▸ TASK INSTRUCTIONS:
Every line in the following data that has "shortcut" counts toward the total; state that total alone.

[Page and application data records]
————————

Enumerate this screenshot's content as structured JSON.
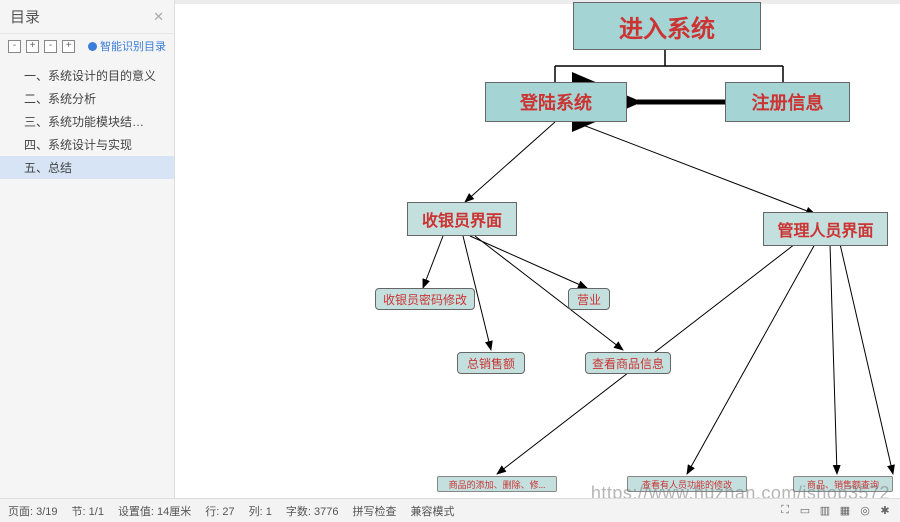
{
  "sidebar": {
    "title": "目录",
    "smart_toc": "智能识别目录",
    "items": [
      {
        "label": "一、系统设计的目的意义"
      },
      {
        "label": "二、系统分析"
      },
      {
        "label": "三、系统功能模块结构设 ..."
      },
      {
        "label": "四、系统设计与实现"
      },
      {
        "label": "五、总结"
      }
    ],
    "selected_index": 4
  },
  "diagram": {
    "nodes": {
      "root": "进入系统",
      "login": "登陆系统",
      "register": "注册信息",
      "cashier": "收银员界面",
      "admin": "管理人员界面",
      "pwd": "收银员密码修改",
      "biz": "营业",
      "sales": "总销售额",
      "goods": "查看商品信息",
      "bottom_left": "商品的添加、删除、修...",
      "bottom_mid": "查看有人员功能的修改",
      "bottom_right": "商品、销售额查询"
    }
  },
  "watermark": "https://www.huzhan.com/ishop3572",
  "statusbar": {
    "page": "页面: 3/19",
    "section": "节: 1/1",
    "ruler": "设置值: 14厘米",
    "row": "行: 27",
    "col": "列: 1",
    "chars": "字数: 3776",
    "spell": "拼写检查",
    "compat": "兼容模式"
  }
}
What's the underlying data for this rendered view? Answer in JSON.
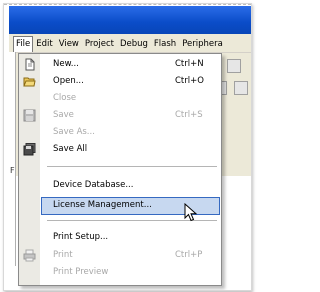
{
  "menubar": {
    "items": [
      "File",
      "Edit",
      "View",
      "Project",
      "Debug",
      "Flash",
      "Periphera"
    ]
  },
  "toolbar": {
    "panel_label": "F"
  },
  "file_menu": {
    "new": {
      "label": "New...",
      "shortcut": "Ctrl+N"
    },
    "open": {
      "label": "Open...",
      "shortcut": "Ctrl+O"
    },
    "close": {
      "label": "Close"
    },
    "save": {
      "label": "Save",
      "shortcut": "Ctrl+S"
    },
    "save_as": {
      "label": "Save As..."
    },
    "save_all": {
      "label": "Save All"
    },
    "device_database": {
      "label": "Device Database..."
    },
    "license_management": {
      "label": "License Management..."
    },
    "print_setup": {
      "label": "Print Setup..."
    },
    "print": {
      "label": "Print",
      "shortcut": "Ctrl+P"
    },
    "print_preview": {
      "label": "Print Preview"
    }
  },
  "colors": {
    "menu_background": "#ffffff",
    "icon_gutter": "#ebeae4",
    "highlight_fill": "#c7d8f0",
    "highlight_border": "#3569c1",
    "disabled_text": "#a8a8a8",
    "titlebar": "#0a4cc8"
  },
  "icons": [
    "new-file-icon",
    "open-folder-icon",
    "save-disk-icon",
    "save-all-icon",
    "print-icon",
    "mouse-pointer-icon"
  ]
}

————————

▸ RESPONSE TO THE TASK:
4